▸ **YOUR INSTRUCTIONS**
Exact copy, no pictures: output each line below as it stands.

*** Opening of RECORDED DATA ***

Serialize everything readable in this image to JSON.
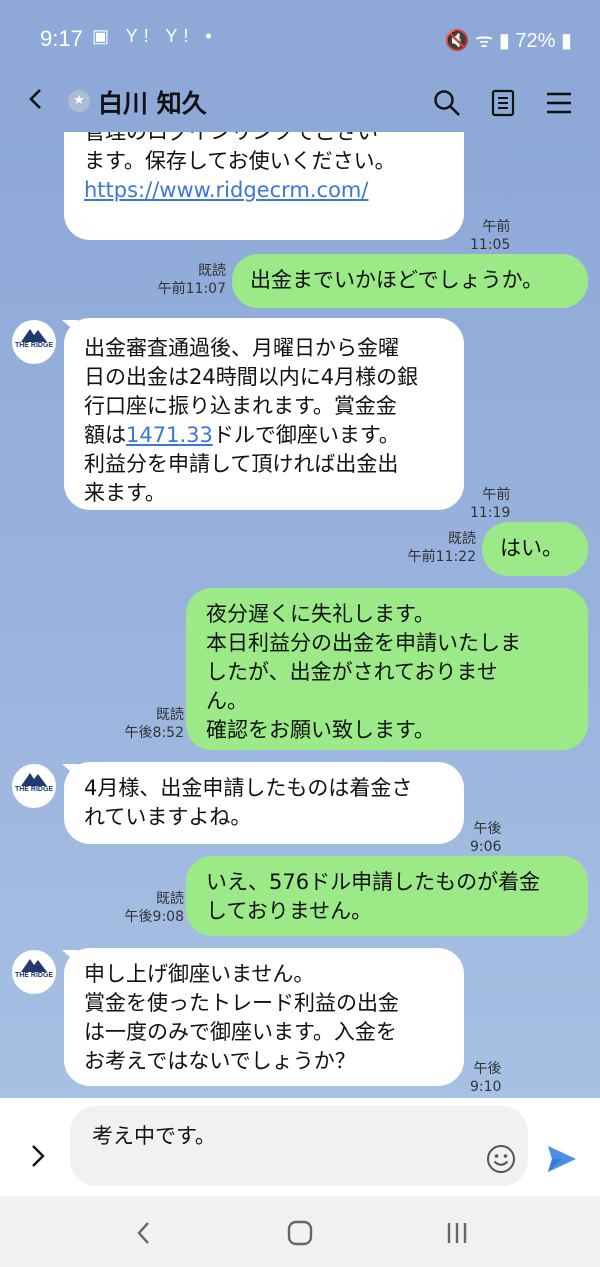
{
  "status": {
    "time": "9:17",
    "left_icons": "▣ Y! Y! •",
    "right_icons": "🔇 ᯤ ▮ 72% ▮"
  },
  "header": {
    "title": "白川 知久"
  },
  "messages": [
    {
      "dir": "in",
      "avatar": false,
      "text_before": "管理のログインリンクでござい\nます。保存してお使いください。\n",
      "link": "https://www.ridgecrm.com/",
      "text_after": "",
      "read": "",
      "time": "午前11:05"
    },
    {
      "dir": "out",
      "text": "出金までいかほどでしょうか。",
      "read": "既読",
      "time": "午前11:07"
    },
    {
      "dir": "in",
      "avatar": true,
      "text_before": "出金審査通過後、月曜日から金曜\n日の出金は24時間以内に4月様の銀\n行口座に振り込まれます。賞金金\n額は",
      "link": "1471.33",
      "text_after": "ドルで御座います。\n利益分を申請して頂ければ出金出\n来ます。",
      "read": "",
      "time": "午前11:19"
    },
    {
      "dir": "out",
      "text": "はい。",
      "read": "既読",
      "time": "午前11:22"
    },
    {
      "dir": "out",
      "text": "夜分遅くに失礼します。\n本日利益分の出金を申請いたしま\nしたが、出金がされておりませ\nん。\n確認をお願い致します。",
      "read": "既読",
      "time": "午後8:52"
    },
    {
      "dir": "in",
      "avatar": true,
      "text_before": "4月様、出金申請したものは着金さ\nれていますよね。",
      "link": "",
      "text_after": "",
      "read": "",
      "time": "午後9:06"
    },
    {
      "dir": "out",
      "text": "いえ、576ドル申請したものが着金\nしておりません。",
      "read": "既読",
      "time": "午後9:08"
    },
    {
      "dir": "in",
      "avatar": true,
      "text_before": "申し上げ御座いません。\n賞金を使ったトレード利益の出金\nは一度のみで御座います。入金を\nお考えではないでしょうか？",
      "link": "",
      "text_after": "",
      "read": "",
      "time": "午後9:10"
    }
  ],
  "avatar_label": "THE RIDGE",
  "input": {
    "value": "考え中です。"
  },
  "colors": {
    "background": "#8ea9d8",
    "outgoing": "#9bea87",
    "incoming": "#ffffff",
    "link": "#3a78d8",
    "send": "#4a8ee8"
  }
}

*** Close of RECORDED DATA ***

▸ **WORKED SOLUTION**
Serialize everything readable in this image to JSON.
{
  "status": {
    "time": "9:17",
    "left_icons": "▣ Y! Y! •",
    "right_icons": "🔇 ᯤ ▮ 72% ▮"
  },
  "header": {
    "title": "白川 知久"
  },
  "messages": [
    {
      "dir": "in",
      "avatar": false,
      "text_before": "管理のログインリンクでござい\nます。保存してお使いください。\n",
      "link": "https://www.ridgecrm.com/",
      "text_after": "",
      "read": "",
      "time": "午前11:05"
    },
    {
      "dir": "out",
      "text": "出金までいかほどでしょうか。",
      "read": "既読",
      "time": "午前11:07"
    },
    {
      "dir": "in",
      "avatar": true,
      "text_before": "出金審査通過後、月曜日から金曜\n日の出金は24時間以内に4月様の銀\n行口座に振り込まれます。賞金金\n額は",
      "link": "1471.33",
      "text_after": "ドルで御座います。\n利益分を申請して頂ければ出金出\n来ます。",
      "read": "",
      "time": "午前11:19"
    },
    {
      "dir": "out",
      "text": "はい。",
      "read": "既読",
      "time": "午前11:22"
    },
    {
      "dir": "out",
      "text": "夜分遅くに失礼します。\n本日利益分の出金を申請いたしま\nしたが、出金がされておりませ\nん。\n確認をお願い致します。",
      "read": "既読",
      "time": "午後8:52"
    },
    {
      "dir": "in",
      "avatar": true,
      "text_before": "4月様、出金申請したものは着金さ\nれていますよね。",
      "link": "",
      "text_after": "",
      "read": "",
      "time": "午後9:06"
    },
    {
      "dir": "out",
      "text": "いえ、576ドル申請したものが着金\nしておりません。",
      "read": "既読",
      "time": "午後9:08"
    },
    {
      "dir": "in",
      "avatar": true,
      "text_before": "申し上げ御座いません。\n賞金を使ったトレード利益の出金\nは一度のみで御座います。入金を\nお考えではないでしょうか？",
      "link": "",
      "text_after": "",
      "read": "",
      "time": "午後9:10"
    }
  ],
  "avatar_label": "THE RIDGE",
  "input": {
    "value": "考え中です。"
  },
  "colors": {
    "background": "#8ea9d8",
    "outgoing": "#9bea87",
    "incoming": "#ffffff",
    "link": "#3a78d8",
    "send": "#4a8ee8"
  }
}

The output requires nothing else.